Animal Parade

Tuesday, Dec. 4, 6 p.m., $10 suggested

Shadowbox Studio, Durham

Nancy Merlin sounds remarkably matter-of-fact for a person starting a new theater company in Durham.

“A lot of things kind of aligned, and I just decided to go for it,” says the twenty-two-year-old actor, dramaturge, director, and visual artist, a Brooklyn native and a senior at Duke University. “There was this two-person play I really liked called The Dumb Waiter, and it seemed the ideal piece to start with if I wanted to grow my own company. So I said, ‘OK, cool. I’ll start my own theater company.’”

Of course, there’s more to Merlin’s new enterprise, Monkey Paw/Monkey Claw Collective, than a single positive impression of vintage Harold Pinter. After taking theater classes at Duke, Merlin took a year and a half off from school to “do theater stuff” with Little Green Pig Theatrical Concern. She acted as one of the girl-group Weyard Sisters in the company’s 2016 Macbeth send-up, Maccountant; designed an installation and performed in the immersive environmental piece This Is Not a Novel; and did dramaturgy for a 2017 devised musical, Hunchback.

“I learned how to put on a show and how a company works,” Merlin says. “It was a fantastic experience.” During that time, she shadowed LGP artistic director Jaybird O’Berski as he worked on another Pinter play, The Lover, in classes for Incubator, an international theater-education initiative. Watching O’Berski adapt and layer the work with subtexts, cultural references, and dance had a fundamental influence on her approach to The Dumb Waiter, a 1957 psychological drama in which two hit-men wait for orders on their next assassination.

“When I first read it, I immediately thought these two people are stuck; you can see the cabin fever percolating throughout. That made me think of The Shining—and wouldn’t that be fun to bring in somehow,” Merlin says with a chuckle.

When a famous work is produced over and over, “the juicy stuff tends to get lost,” Merlin says. “Because The Dumb Waiter’s so classic and small, there’s a lot of opportunity for texturing or changing things up a bit: to amp up the interesting stuff, strengthen the relationship between the two characters, and re-appropriate it into a new kind of setting.”

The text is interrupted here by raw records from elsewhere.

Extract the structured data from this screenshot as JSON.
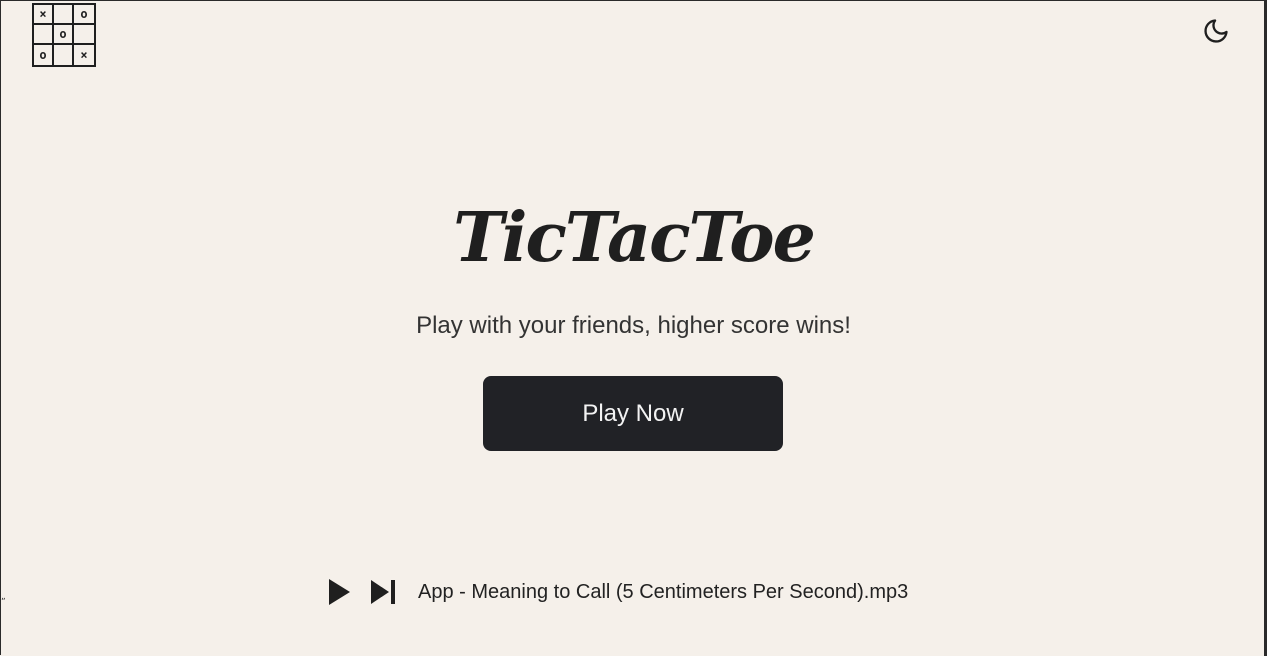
{
  "logo": {
    "cells": [
      "×",
      "",
      "o",
      "",
      "o",
      "",
      "o",
      "",
      "×"
    ]
  },
  "header": {
    "theme_toggle_icon": "moon-icon"
  },
  "hero": {
    "title": "TicTacToe",
    "subtitle": "Play with your friends, higher score wins!",
    "play_button": "Play Now"
  },
  "player": {
    "play_icon": "play-icon",
    "next_icon": "skip-next-icon",
    "track": "App - Meaning to Call (5 Centimeters Per Second).mp3"
  },
  "corner_mark": "„",
  "colors": {
    "background": "#f5f0ea",
    "button": "#212226",
    "text": "#1f1f1f"
  }
}
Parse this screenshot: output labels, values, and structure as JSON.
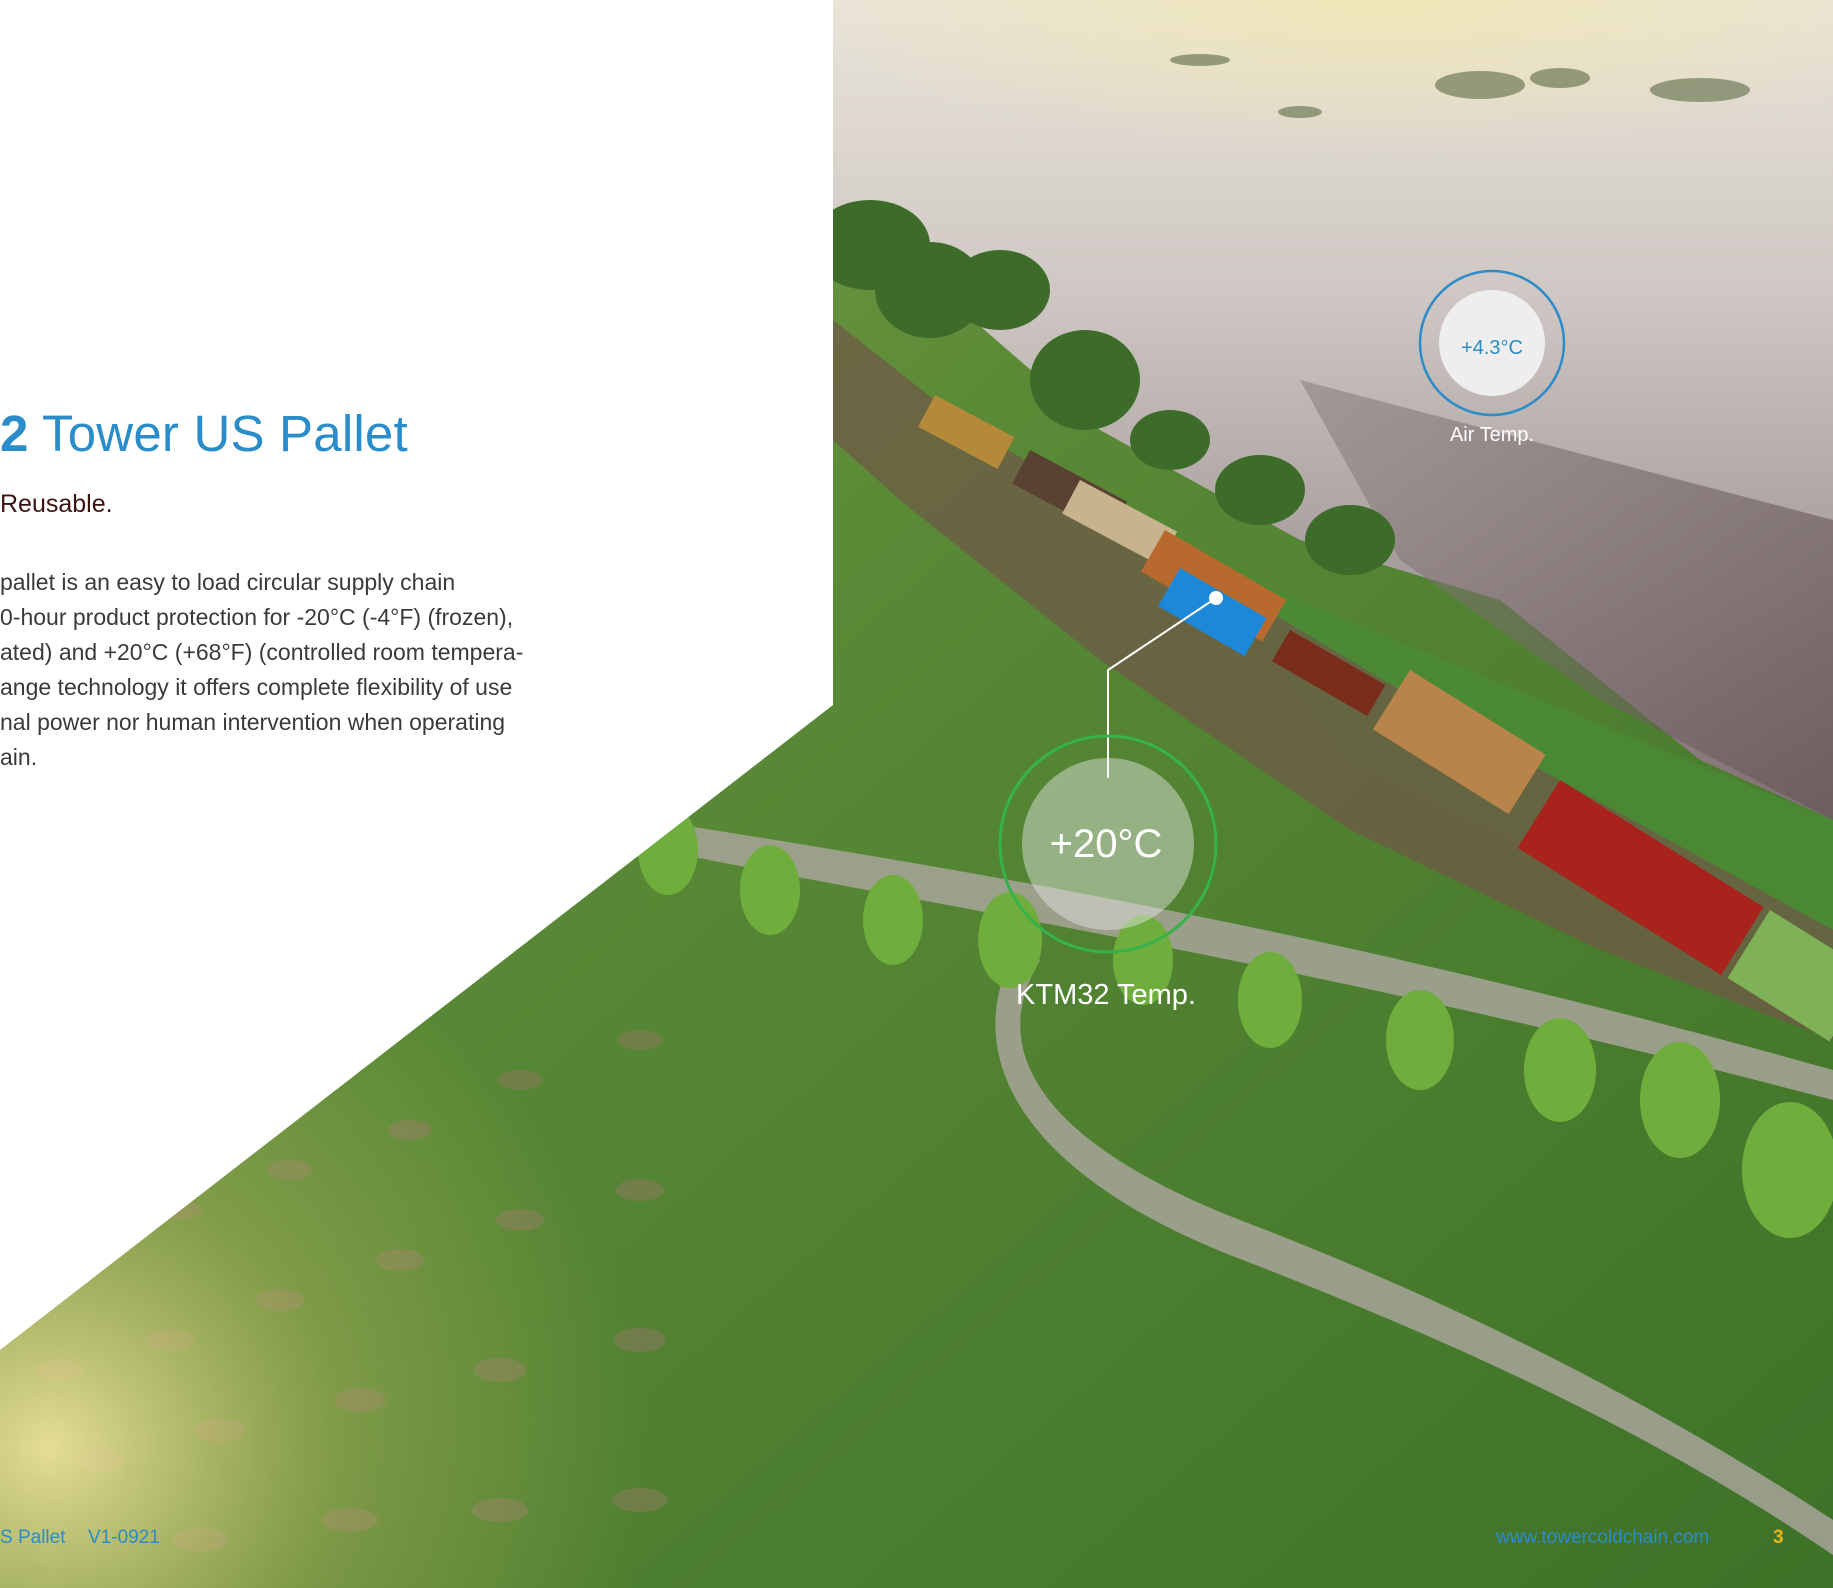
{
  "headline": {
    "number": "2",
    "text": "Tower US Pallet"
  },
  "subhead": "Reusable.",
  "body_lines": [
    "pallet is an easy to load circular supply chain",
    "0-hour product protection for -20°C (-4°F) (frozen),",
    "ated) and +20°C (+68°F) (controlled room tempera-",
    "ange technology it offers complete flexibility of use",
    "nal power nor human intervention when operating",
    "ain."
  ],
  "air_temp": {
    "value": "+4.3°C",
    "caption": "Air Temp."
  },
  "ktm_temp": {
    "value": "+20°C",
    "caption": "KTM32 Temp."
  },
  "footer": {
    "product": "S Pallet",
    "version": "V1-0921",
    "url": "www.towercoldchain.com",
    "page": "3"
  },
  "colors": {
    "brand_blue": "#2a8cc9",
    "accent_green": "#36b24a",
    "page_number": "#e9b51c",
    "pallet_blue": "#1e88d8"
  }
}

The Dumb Waiter will be Monkey Paw/Monkey Claw’s debut production, staged Feb. 15–17 at the Cartier Lounge, a nightclub in the Straw Valley development next to New Hope Commons. When it came to casting the production, Merlin looked to actors she’d met and worked with through Little Green Pig. J Evarts, who has appeared in recent years in The Changeling and Manbites Dog Theater’s The Open House, is “incredibly smart, incredibly deliberate, and incredibly in control of her acting choices,” Merlin says. “I feel I can learn a lot from working with her.”

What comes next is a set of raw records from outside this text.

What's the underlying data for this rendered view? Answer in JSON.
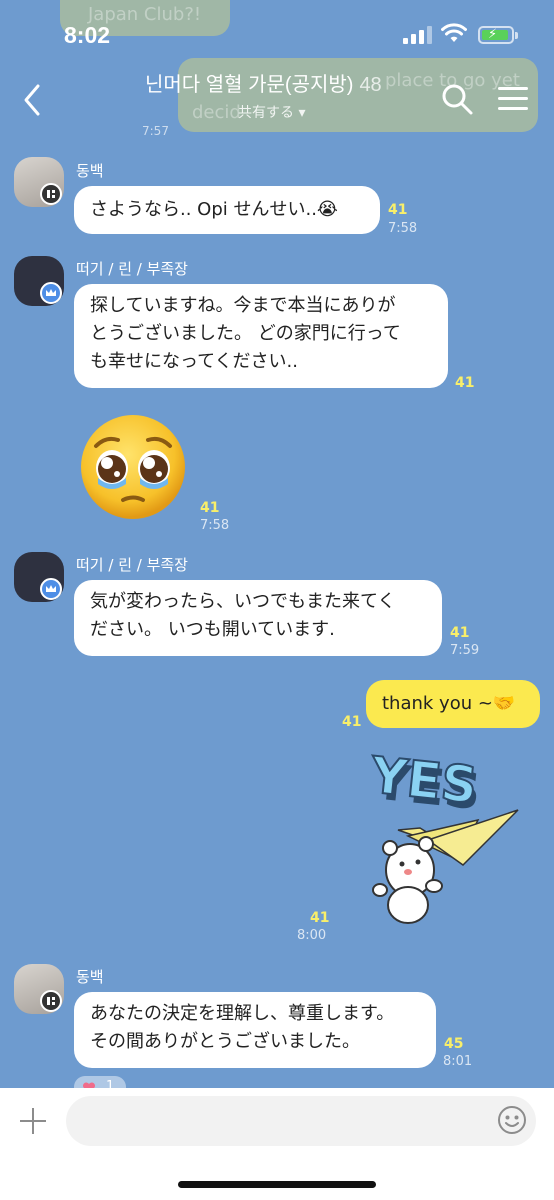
{
  "status_bar": {
    "time": "8:02"
  },
  "background_remnants": {
    "top_bubble_text": "Japan Club?!",
    "top_right_text": "place to go yet",
    "mid_text": "decid"
  },
  "header": {
    "title": "닌머다 열혈 가문(공지방)",
    "member_count": "48",
    "share_label": "共有する ▾",
    "previous_time": "7:57"
  },
  "messages": [
    {
      "sender": "동백",
      "text": "さようなら.. Opi せんせい..😭",
      "read": "41",
      "time": "7:58"
    },
    {
      "sender": "떠기 / 린 / 부족장",
      "lines": [
        "探していますね。今まで本当にありが",
        "とうございました。 どの家門に行って",
        "も幸せになってください.."
      ],
      "read": "41"
    },
    {
      "type": "emoji",
      "read": "41",
      "time": "7:58"
    },
    {
      "sender": "떠기 / 린 / 부족장",
      "lines": [
        "気が変わったら、いつでもまた来てく",
        "ださい。 いつも開いています."
      ],
      "read": "41",
      "time": "7:59"
    },
    {
      "mine": true,
      "text": "thank you ~🤝",
      "read": "41"
    },
    {
      "type": "sticker",
      "sticker_text": "YES",
      "read": "41",
      "time": "8:00"
    },
    {
      "sender": "동백",
      "lines": [
        "あなたの決定を理解し、尊重します。",
        "その間ありがとうございました。"
      ],
      "read": "45",
      "time": "8:01"
    }
  ],
  "reaction": {
    "count": "1"
  },
  "input": {
    "placeholder": ""
  },
  "colors": {
    "chat_background": "#6e9bcf",
    "my_bubble": "#fbe94f",
    "read_count": "#f9ef6a"
  },
  "icons": [
    "back-arrow-icon",
    "search-icon",
    "menu-icon",
    "plus-icon",
    "emoji-icon",
    "cellular-signal-icon",
    "wifi-icon",
    "battery-icon"
  ]
}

Merlin also values her rapport with actor and musician Nathan Logan. And Germain Choffart, who recently appeared in Justice Theater Project’s A Doll’s House, Remodeled and worked with Merlin in on-campus productions at Duke, “popped out of the womb ready to do” the role Merlin envisions for him in The Dumb Waiter, one that adds an air of Stanley Kubrick—if not David Lynch—to the proceedings.

“When I first worked with Nancy, we had a natural connection,” Choffart says. “She has a lot of energy, new ideas, and a big desire to pursue her own vision.”

Though Evarts has never seen an artist so young start a theater company before, Merlin’s growth over the past two years and her strong relationships with her mentors at Duke gives Evarts confidence.

“She’s interested in more complicated shows and figuring out what speaks to her, what she wants to see and explore,” Evarts says. Merlin’s choices in playwrights and collaborators “shows she’s really making an effort to stretch herself and make brave, bold choices.”

Further down the line, Merlin plans to star in Will Eno’s Thom Pain (based on nothing), a one-person show that “conveys an incredibly deep love for life in the least sentimental way imaginable,” she says. Then she wants to bring another immersive take on an Annie Baker play to Durham (after Bartlett Theater’s The Flick) with a gender-flipped production of The Aliens, staging the drama on a series of café patios and back porches in the area. A collaboration with artists from her native New York is in the offing after that.

Ultimately, Merlin envisions Monkey Paw/Monkey Claw Collective—whose name was taken from a Nick Cave song—as a laboratory where people can “bring proposals, make work, learn from the work that’s made, and use that to make more projects. I want it to be as open as possible,” she says.

Those plans will take financing, though. The collective’s first public offering, an art-show fundraiser called Animal Parade at Shadowbox Studios on December 4, comes on the heels of Merlin’s successful first showing there, It’s a Wild World After All, last month. The post-postmodern musings Merlin places in the mouths of a pop-surreal menagerie including lions, gophers, and geckos puncture our self-important anthropocentricism.

Not a bad first note for an ambitious group that plans to add some unexpected twists to theatrical works already known.

Correction: Harold Pinter’s play is called The Lover, not The Lovers